Submitted to: Food Microbiology
Publication Type: Peer Reviewed Journal
Publication Acceptance Date: 2/4/2015
Publication Date: 2/12/2015
Citation: Carter, M.Q., Chapman, M.H., Gabler, F., Brandl, M. 2015. Effect of sulfur dioxide fumigation on survival of foodborne pathogens on table grapes under standard storage temperature. Food Microbiology. 49:189-196. doi: 10.1016/j.fm.2015.02.002.
Interpretive Summary: We determined the survival of three common foodborne pathogens, Listeria monocytogenes, Escherichia coli O157:H7, and Salmonella enterica Thompson inoculated on freshly harvested California table grapes under standard cold storage condition.
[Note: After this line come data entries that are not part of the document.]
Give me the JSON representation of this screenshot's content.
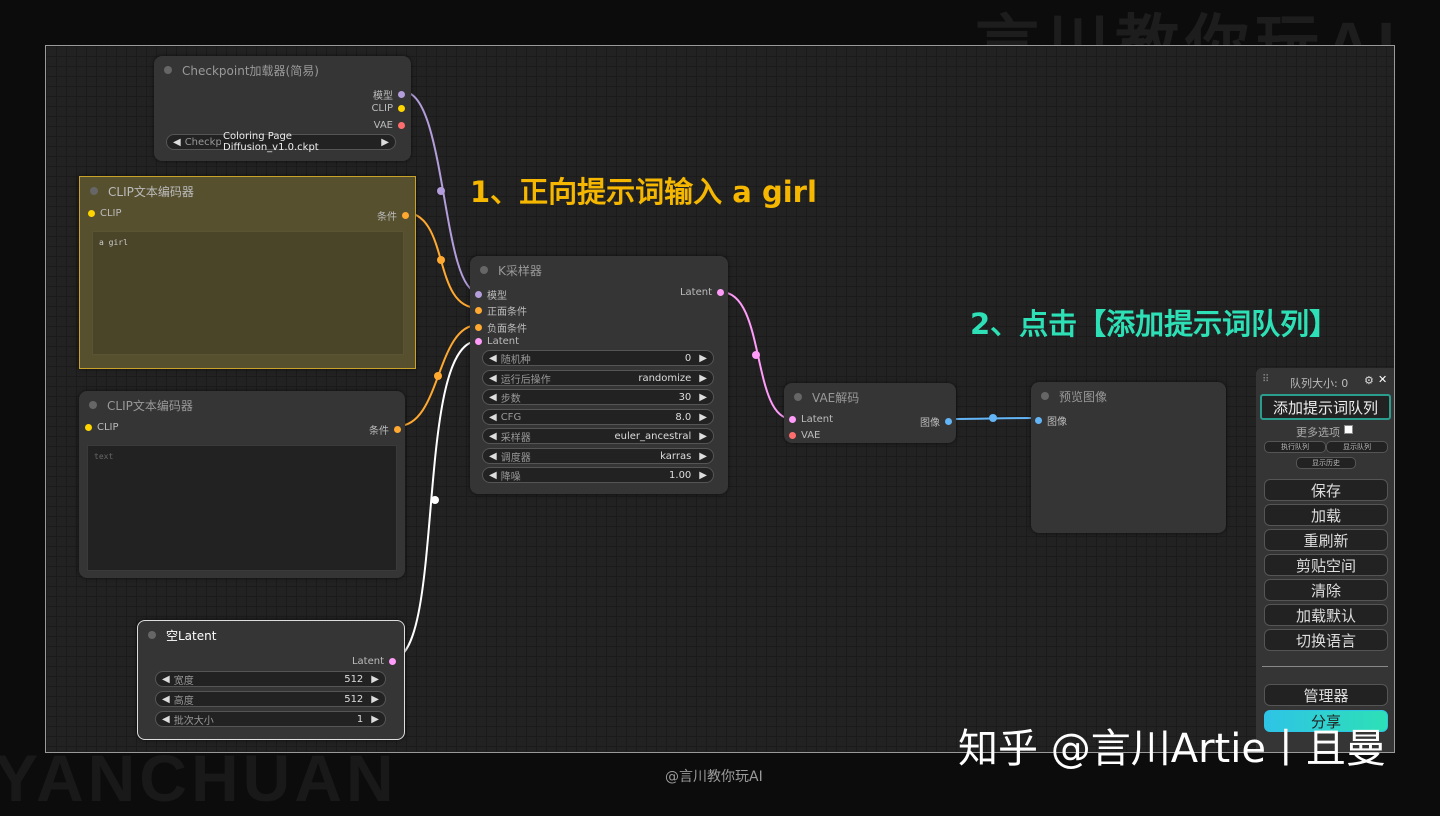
{
  "watermarks": {
    "top": "言川教你玩AI",
    "bottom": "YANCHUAN"
  },
  "nodes": {
    "checkpoint": {
      "title": "Checkpoint加载器(简易)",
      "out_model": "模型",
      "out_clip": "CLIP",
      "out_vae": "VAE",
      "ckpt_label": "Checkpoint...",
      "ckpt_value": "Coloring Page Diffusion_v1.0.ckpt"
    },
    "clip_pos": {
      "title": "CLIP文本编码器",
      "in_clip": "CLIP",
      "out_cond": "条件",
      "text": "a girl"
    },
    "clip_neg": {
      "title": "CLIP文本编码器",
      "in_clip": "CLIP",
      "out_cond": "条件",
      "text": "text"
    },
    "latent": {
      "title": "空Latent",
      "out_latent": "Latent",
      "widgets": [
        {
          "label": "宽度",
          "value": "512"
        },
        {
          "label": "高度",
          "value": "512"
        },
        {
          "label": "批次大小",
          "value": "1"
        }
      ]
    },
    "ksampler": {
      "title": "K采样器",
      "in_model": "模型",
      "in_pos": "正面条件",
      "in_neg": "负面条件",
      "in_latent": "Latent",
      "out_latent": "Latent",
      "widgets": [
        {
          "label": "随机种",
          "value": "0"
        },
        {
          "label": "运行后操作",
          "value": "randomize"
        },
        {
          "label": "步数",
          "value": "30"
        },
        {
          "label": "CFG",
          "value": "8.0"
        },
        {
          "label": "采样器",
          "value": "euler_ancestral"
        },
        {
          "label": "调度器",
          "value": "karras"
        },
        {
          "label": "降噪",
          "value": "1.00"
        }
      ]
    },
    "vae": {
      "title": "VAE解码",
      "in_latent": "Latent",
      "in_vae": "VAE",
      "out_image": "图像"
    },
    "preview": {
      "title": "预览图像",
      "in_image": "图像"
    }
  },
  "annotations": {
    "step1": "1、正向提示词输入 a girl",
    "step2": "2、点击【添加提示词队列】"
  },
  "queue_panel": {
    "queue_size": "队列大小: 0",
    "add_queue": "添加提示词队列",
    "more_options": "更多选项",
    "run_queue": "执行队列",
    "show_queue": "显示队列",
    "show_history": "显示历史",
    "buttons": [
      "保存",
      "加载",
      "重刷新",
      "剪贴空间",
      "清除",
      "加载默认",
      "切换语言"
    ],
    "manager": "管理器",
    "share": "分享"
  },
  "credit": "知乎 @言川Artie丨且曼",
  "footer": "@言川教你玩AI",
  "colors": {
    "model": "#b39ddb",
    "clip": "#ffd500",
    "vae": "#ff6e6e",
    "cond": "#ffa931",
    "latent": "#ff9cf9",
    "image": "#64b5f6",
    "accent_yellow": "#f5b700",
    "accent_teal": "#2de0b6"
  }
}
We also determined the survival and persistence of these three pathogens on grapes following sulfur dioxide fumigation, a traditional treatment used to control post-harvest fungal decay on table grapes. We found that L. monocytogenes was highly sensitive to cold storage alone and also highly susceptible to SO2 fumigation. A single standard fumigation (200 ppm-hr) was sufficient to inactivate L. monocytogenes on grapes under the conditions examined. S. enterica Thompson displayed similar survival fitness as L. monocytogenes on table grapes during cold storage and was much more sensitive to cold alone compared with E. coli O157:H7. E. coli O157:H7 had the highest tolerance to sulfur dioxide fumigation, whereas the susceptibility of S. enterica Thompson to sulfur dioxide was dependent on the amount of bacteria contaminated on the table grapes. Our study suggests that standard cold storage temperature with sulfur dioxide fumigation was effective in reducing and eliminating L. monocytogenes, S. enterica Thompson and E. coli O157:H7 inoculated on table grapes, however, depending on the dose, two or three fumigations were needed for elimination of S. enterica Thompson and E. coli O157:H7.
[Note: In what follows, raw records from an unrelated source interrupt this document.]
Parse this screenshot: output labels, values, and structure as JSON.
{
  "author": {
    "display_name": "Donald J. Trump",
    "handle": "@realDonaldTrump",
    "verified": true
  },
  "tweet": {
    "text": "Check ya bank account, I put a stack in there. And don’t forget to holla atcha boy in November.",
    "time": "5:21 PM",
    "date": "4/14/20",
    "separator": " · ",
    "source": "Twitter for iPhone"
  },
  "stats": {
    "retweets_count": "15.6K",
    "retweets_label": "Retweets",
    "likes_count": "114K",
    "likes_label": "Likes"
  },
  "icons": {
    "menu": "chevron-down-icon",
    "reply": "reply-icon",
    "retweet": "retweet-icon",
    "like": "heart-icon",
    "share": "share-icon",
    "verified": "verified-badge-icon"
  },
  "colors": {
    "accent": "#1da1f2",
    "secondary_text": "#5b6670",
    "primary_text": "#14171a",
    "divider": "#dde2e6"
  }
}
Technical Abstract: We examined the persistence of Listeria monocytogenes, Escherichia coli O157:H7, and Salmonella enterica Thompson inoculated on freshly-harvested table grapes under standard cold storage with initial and weekly sulfur dioxide (SO2) fumigation. L. monocytogenes and S. enterica Thompson were much more sensitive to cold temperature than E. coli O157:H7. Furthermore, L. monocytogenes was highly susceptible to SO2. Initial fumigation with 100 or 200 ppm-hr was sufficient to eliminate this pathogen on grapes with low (104 cells/grape) and high (106 cells/grape) inocula, respectively. Initial fumigation with 300 ppm-hr reduced S. enterica Thompson population about 300- and 10-fold on grapes with low and high inocula, respectively. Initial fumigation with 300 ppm-hr reduced E. coli O157:H7 population to less than 10-fold, regardless of inoculum density. When grapes were inoculated with the high inoculum and fumigated on days 0 and 7 with 200 or 300 ppm-hr SO2, S. enterica Thompson and E. coli O157:H7 were completely inactivated between days 8 and 14 of cold storage. Standard cold storage combined with SO2 fumigation was effective in reducing and eliminating all three pathogens on table grapes, however, depending on the dose, two or three fumigations were needed for elimination of S. enterica Thompson and E. coli O157:H7.